On Friday the Department of Housing released the latest Homeless Report, which showed that 8,212 people accessed emergency accommodation during August. There were 6,023 homeless adults and 2,189 homeless children. This is up on the July figure of 8,132.
70% of homeless adults accessed emergency accommodation in Dublin, with another 8% in Cork and Kerry and 5% in Galway, Mayo, and Roscommon.
The figures were collected for the week of 23 to 29 August. A week later the Government announced its much-awaited Housing For All strategy. The new housing policy commits to “working towards” eradicating homelessness by 2030, increasing Housing First targets to 1,200 tenancies over the next five years, and establishing a new National Homeless Action Committee.
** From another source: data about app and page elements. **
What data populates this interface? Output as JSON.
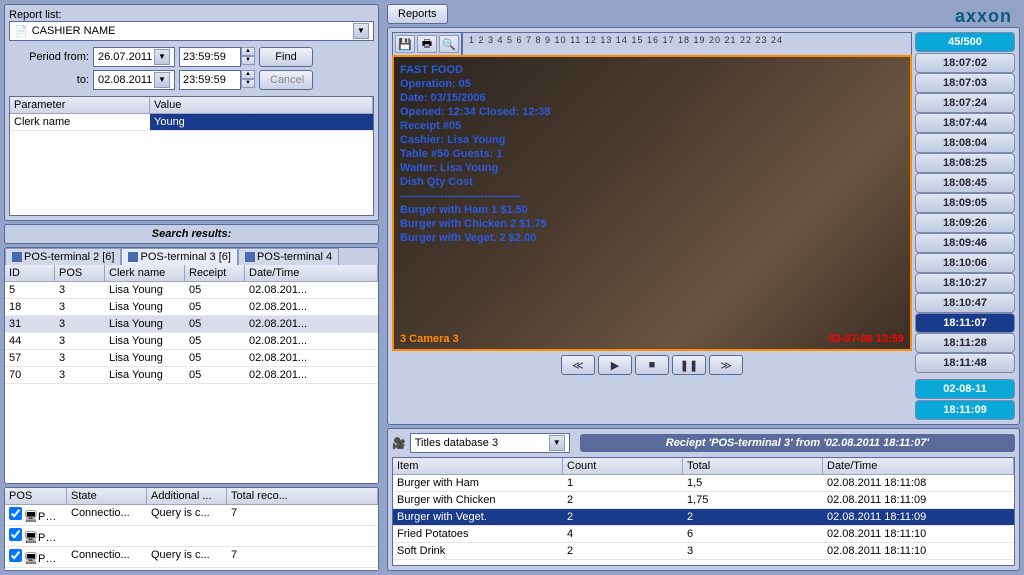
{
  "logo": "axxon",
  "left": {
    "report_list_label": "Report list:",
    "report_list_value": "CASHIER NAME",
    "period_from_label": "Period from:",
    "period_to_label": "to:",
    "date_from": "26.07.2011",
    "time_from": "23:59:59",
    "date_to": "02.08.2011",
    "time_to": "23:59:59",
    "find_btn": "Find",
    "cancel_btn": "Cancel",
    "param_hdr": "Parameter",
    "value_hdr": "Value",
    "param_name": "Clerk name",
    "param_value": "Young",
    "search_results_label": "Search results:",
    "tabs": [
      {
        "label": "POS-terminal 2 [6]",
        "active": false
      },
      {
        "label": "POS-terminal 3 [6]",
        "active": true
      },
      {
        "label": "POS-terminal 4",
        "active": false
      }
    ],
    "results_cols": {
      "id": "ID",
      "pos": "POS",
      "clerk": "Clerk name",
      "receipt": "Receipt",
      "dt": "Date/Time"
    },
    "results": [
      {
        "id": "5",
        "pos": "3",
        "clerk": "Lisa Young",
        "rec": "05",
        "dt": "02.08.201..."
      },
      {
        "id": "18",
        "pos": "3",
        "clerk": "Lisa Young",
        "rec": "05",
        "dt": "02.08.201..."
      },
      {
        "id": "31",
        "pos": "3",
        "clerk": "Lisa Young",
        "rec": "05",
        "dt": "02.08.201...",
        "sel": true
      },
      {
        "id": "44",
        "pos": "3",
        "clerk": "Lisa Young",
        "rec": "05",
        "dt": "02.08.201..."
      },
      {
        "id": "57",
        "pos": "3",
        "clerk": "Lisa Young",
        "rec": "05",
        "dt": "02.08.201..."
      },
      {
        "id": "70",
        "pos": "3",
        "clerk": "Lisa Young",
        "rec": "05",
        "dt": "02.08.201..."
      }
    ],
    "bottom_cols": {
      "pos": "POS",
      "state": "State",
      "add": "Additional ...",
      "total": "Total reco..."
    },
    "bottom_rows": [
      {
        "pos": "PO...",
        "state": "Connectio...",
        "add": "Query is c...",
        "total": "7"
      },
      {
        "pos": "PO...",
        "state": "",
        "add": "",
        "total": ""
      },
      {
        "pos": "PO...",
        "state": "Connectio...",
        "add": "Query is c...",
        "total": "7"
      }
    ]
  },
  "right": {
    "reports_btn": "Reports",
    "ruler": "1 2 3 4 5 6 7 8 9 10 11 12 13 14 15 16 17 18 19 20 21 22 23 24",
    "video_overlay": [
      "FAST FOOD",
      "Operation: 05",
      "Date: 03/15/2006",
      "Opened: 12:34      Closed: 12:38",
      "Receipt #05",
      "Cashier: Lisa Young",
      "Table #50          Guests: 1",
      "Waiter: Lisa Young",
      "Dish               Qty      Cost",
      "---------------------------------",
      "Burger with Ham     1      $1.50",
      "Burger with Chicken 2      $1.75",
      "Burger with Veget.  2      $2.00"
    ],
    "cam_label": "3   Camera 3",
    "ts_label": "03-07-06  13:59",
    "counter": "45/500",
    "times": [
      "18:07:02",
      "18:07:03",
      "18:07:24",
      "18:07:44",
      "18:08:04",
      "18:08:25",
      "18:08:45",
      "18:09:05",
      "18:09:26",
      "18:09:46",
      "18:10:06",
      "18:10:27",
      "18:10:47",
      "18:11:07",
      "18:11:28",
      "18:11:48"
    ],
    "selected_time": "18:11:07",
    "date_pill": "02-08-11",
    "time_pill": "18:11:09",
    "titles_db": "Titles database 3",
    "receipt_header": "Reciept 'POS-terminal 3' from '02.08.2011 18:11:07'",
    "items_cols": {
      "item": "Item",
      "count": "Count",
      "total": "Total",
      "dt": "Date/Time"
    },
    "items": [
      {
        "item": "Burger with Ham",
        "count": "1",
        "total": "1,5",
        "dt": "02.08.2011 18:11:08"
      },
      {
        "item": "Burger with Chicken",
        "count": "2",
        "total": "1,75",
        "dt": "02.08.2011 18:11:09"
      },
      {
        "item": "Burger with Veget.",
        "count": "2",
        "total": "2",
        "dt": "02.08.2011 18:11:09",
        "sel": true
      },
      {
        "item": "Fried Potatoes",
        "count": "4",
        "total": "6",
        "dt": "02.08.2011 18:11:10"
      },
      {
        "item": "Soft Drink",
        "count": "2",
        "total": "3",
        "dt": "02.08.2011 18:11:10"
      }
    ]
  }
}
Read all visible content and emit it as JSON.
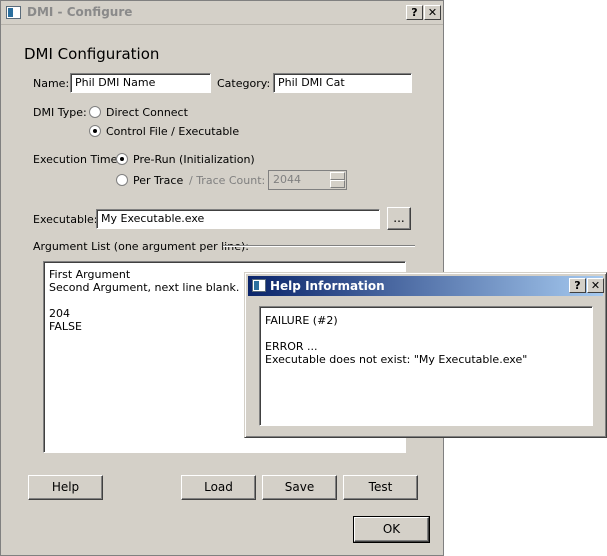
{
  "window": {
    "title": "DMI - Configure",
    "help_btn": "?",
    "close_btn": "✕"
  },
  "heading": "DMI Configuration",
  "name": {
    "label": "Name:",
    "value": "Phil DMI Name"
  },
  "category": {
    "label": "Category:",
    "value": "Phil DMI Cat"
  },
  "dmi_type": {
    "label": "DMI Type:",
    "options": [
      "Direct Connect",
      "Control File / Executable"
    ],
    "selected": "Control File / Executable"
  },
  "execution_time": {
    "label": "Execution Time:",
    "options": [
      "Pre-Run (Initialization)",
      "Per Trace"
    ],
    "selected": "Pre-Run (Initialization)",
    "trace_count_label": "/ Trace Count:",
    "trace_count_value": "2044"
  },
  "executable": {
    "label": "Executable:",
    "value": "My Executable.exe",
    "browse_label": "..."
  },
  "argument_list": {
    "label": "Argument List (one argument per line):",
    "lines": [
      "First Argument",
      "Second Argument, next line blank.",
      "",
      "204",
      "FALSE"
    ]
  },
  "buttons": {
    "help": "Help",
    "load": "Load",
    "save": "Save",
    "test": "Test",
    "ok": "OK"
  },
  "help_dialog": {
    "title": "Help Information",
    "help_btn": "?",
    "close_btn": "✕",
    "lines": [
      "FAILURE (#2)",
      "",
      "ERROR ...",
      "Executable does not exist: \"My Executable.exe\""
    ]
  }
}
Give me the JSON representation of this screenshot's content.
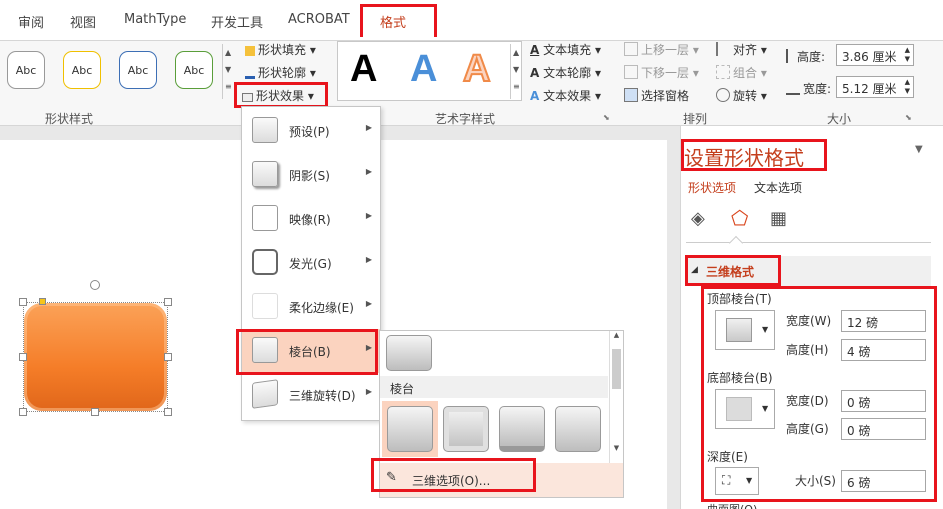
{
  "tabs": [
    "审阅",
    "视图",
    "MathType",
    "开发工具",
    "ACROBAT",
    "格式"
  ],
  "shape_styles": {
    "samples": [
      "Abc",
      "Abc",
      "Abc",
      "Abc"
    ],
    "fill": "形状填充",
    "outline": "形状轮廓",
    "effects": "形状效果",
    "group_label": "形状样式"
  },
  "wordart": {
    "letters": [
      "A",
      "A",
      "A"
    ],
    "text_fill": "文本填充",
    "text_outline": "文本轮廓",
    "text_effects": "文本效果",
    "group_label": "艺术字样式"
  },
  "arrange": {
    "bring_forward": "上移一层",
    "send_backward": "下移一层",
    "selection_pane": "选择窗格",
    "align": "对齐",
    "group": "组合",
    "rotate": "旋转",
    "group_label": "排列"
  },
  "size": {
    "height_label": "高度:",
    "height_value": "3.86 厘米",
    "width_label": "宽度:",
    "width_value": "5.12 厘米",
    "group_label": "大小"
  },
  "effects_menu": [
    "预设(P)",
    "阴影(S)",
    "映像(R)",
    "发光(G)",
    "柔化边缘(E)",
    "棱台(B)",
    "三维旋转(D)"
  ],
  "bevel_submenu": {
    "section": "棱台",
    "options_link": "三维选项(O)..."
  },
  "format_pane": {
    "title": "设置形状格式",
    "tab_shape": "形状选项",
    "tab_text": "文本选项",
    "section": "三维格式",
    "top_bevel": "顶部棱台(T)",
    "top_width_label": "宽度(W)",
    "top_width": "12 磅",
    "top_height_label": "高度(H)",
    "top_height": "4 磅",
    "bottom_bevel": "底部棱台(B)",
    "bottom_width_label": "宽度(D)",
    "bottom_width": "0 磅",
    "bottom_height_label": "高度(G)",
    "bottom_height": "0 磅",
    "depth": "深度(E)",
    "size_label": "大小(S)",
    "size_value": "6 磅",
    "contour": "曲面图(O)"
  },
  "colors": {
    "accent_red": "#e8141c",
    "shape_orange": "#f57d28",
    "selected": "#fbd3bf"
  }
}
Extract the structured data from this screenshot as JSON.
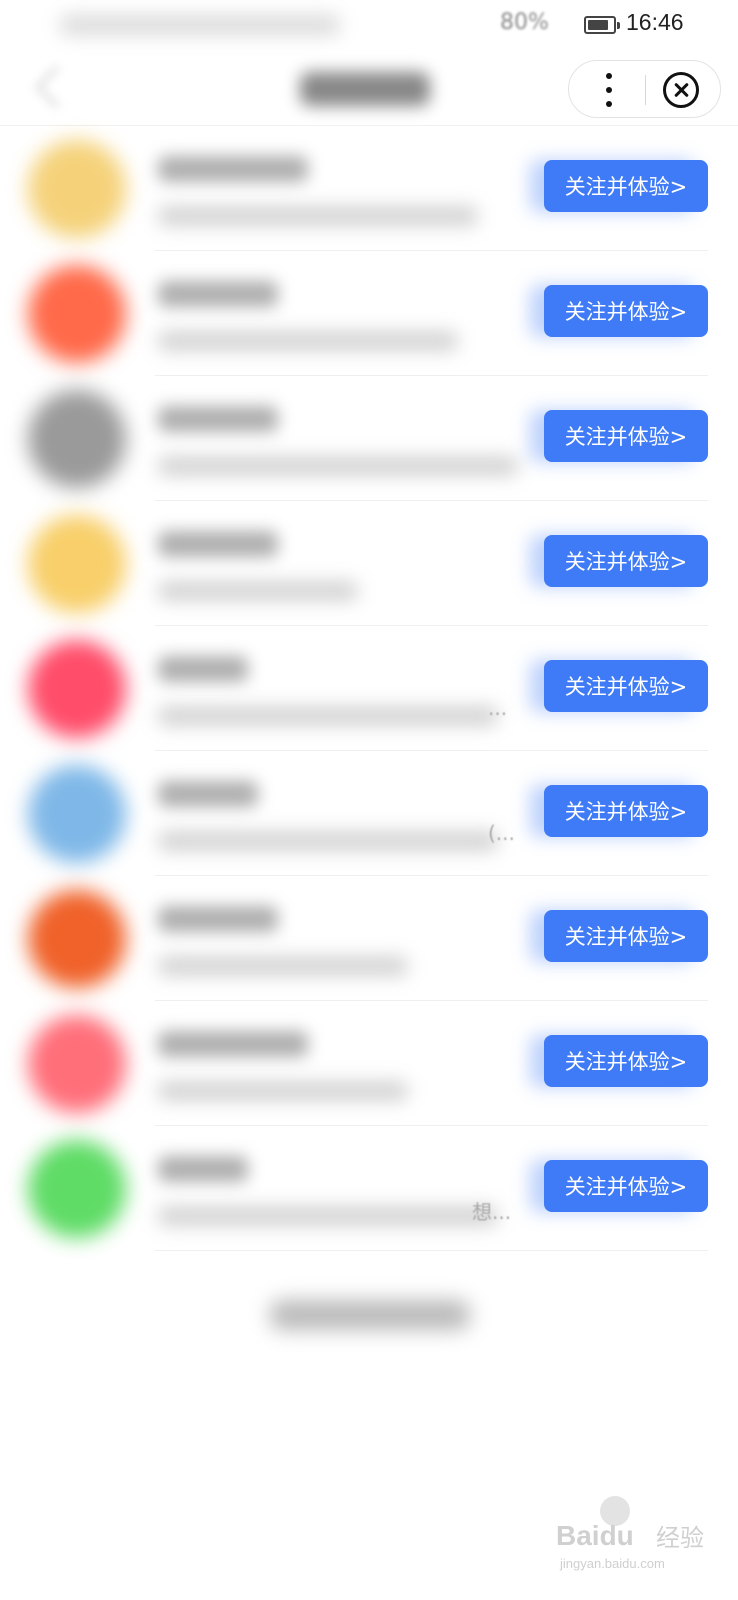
{
  "status_bar": {
    "battery_text": "80%",
    "time": "16:46"
  },
  "nav": {
    "more_icon": "more-vertical-icon",
    "close_icon": "close-circle-icon"
  },
  "list": {
    "button_color": "#3f7bf6",
    "items": [
      {
        "follow_label": "关注并体验>",
        "avatar_color": "#f5d27a",
        "ellipsis": ""
      },
      {
        "follow_label": "关注并体验>",
        "avatar_color": "#ff6a4a",
        "ellipsis": ""
      },
      {
        "follow_label": "关注并体验>",
        "avatar_color": "#9a9a9a",
        "ellipsis": ""
      },
      {
        "follow_label": "关注并体验>",
        "avatar_color": "#f8cf6a",
        "ellipsis": ""
      },
      {
        "follow_label": "关注并体验>",
        "avatar_color": "#ff4d6a",
        "ellipsis": "..."
      },
      {
        "follow_label": "关注并体验>",
        "avatar_color": "#7fb8e8",
        "ellipsis": "(..."
      },
      {
        "follow_label": "关注并体验>",
        "avatar_color": "#f0622a",
        "ellipsis": ""
      },
      {
        "follow_label": "关注并体验>",
        "avatar_color": "#ff6f7a",
        "ellipsis": ""
      },
      {
        "follow_label": "关注并体验>",
        "avatar_color": "#5fdc66",
        "ellipsis": "想..."
      }
    ]
  },
  "watermark": {
    "logo": "Baidu",
    "cn": "经验",
    "url": "jingyan.baidu.com"
  }
}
Might it work? Might this be the last time that so many people have to experience homelessness? We took a look at what some of the groups working with homeless people had to say.
Threshold welcomed Housing For All but had a lot of questions about the homelessness prevention measures. Chief executive John Mark McCafferty said that while the plan was a huge step in the right direction, he did have a concern regarding the lack of detail on homelessness prevention and tenancy protection:
“It is vital that the HAP (Housing Assistance Payment) rates are increased, and it is positive to see the intention to at least review these by the end of the year. Threshold has reported on the level of top-ups being paid by families and individuals across the country due to shortfall in the limits.
“We would like to see more detail and investment in homeless prevention as the Government commits to providing targeted prevention. The majority of people who enter homelessness do so on foot of an eviction from their rented tenancy. Threshold prevents thousands of families, couples and singles from losing their home in the private rented sector and from entering homelessness. Increased targeted prevention in this area is vital to ending homelessness.”
Threshold chairperson Aideen Hayden said that as it currently stands the Residential Tenancies Act enables “no fault” evictions, where there has been no wrongdoing on the tenants’ part, leaving the tenant no choice but to move.
Focus Ireland also welcomed the publication of the new housing strategy, particularly the commitment to end homelessness by 2030. But the charity also explained that the commitment must “spearhead a move” to provide more affordable housing, adequate supports and effective prevention measures to help keep people in their homes.”
Focus Ireland CEO Pat Dennigan said: “While the recent decline in family homelessness is welcome and Focus Ireland has worked with the State to help achieve as we helped a record number of families to exit homelessness in the last year. However, there is so much more to be done as the reality is that there are almost three times as many families homeless now (905) as there were in May 2014 when the then Minister for Housing declared it an ‘emergency crisis’ (349).
“While the private rental sector is mentioned in various parts of the report, there is no clear focus on the enormous challenges there. The strategy does not seem to provide a solution to the large number of households becoming homeless because their landlords are evicting them to sell the premises. Unless this is resolved, there is a real risk that homelessness will rise rather than come to an end.”
St Vincent de Paul
SVP is another charity that welcomed the new housing policy and then expressed concern about the lack of emphasis on measures to address family and child homelessness and the need to prevent it occurring in the first place.
In its comprehensive review of Housing For All, SVP points out that the policy is missing a commitment to end homelessness by 2030 (rather than work towards it) with clear and ambitious targets to achieve that objective. The charity also points to the lack of “a comprehensive plan detailing homeless prevention measures such as a ban on no fault evictions from the private rented sector until those currently homeless are accommodated in homes owned by Local Authorities and AHBs.”
Landlords rocking in the Dáil
On Tuesday the Tanaiste, Leo Varadkar, announced that “one person’s rent is another person’s income.”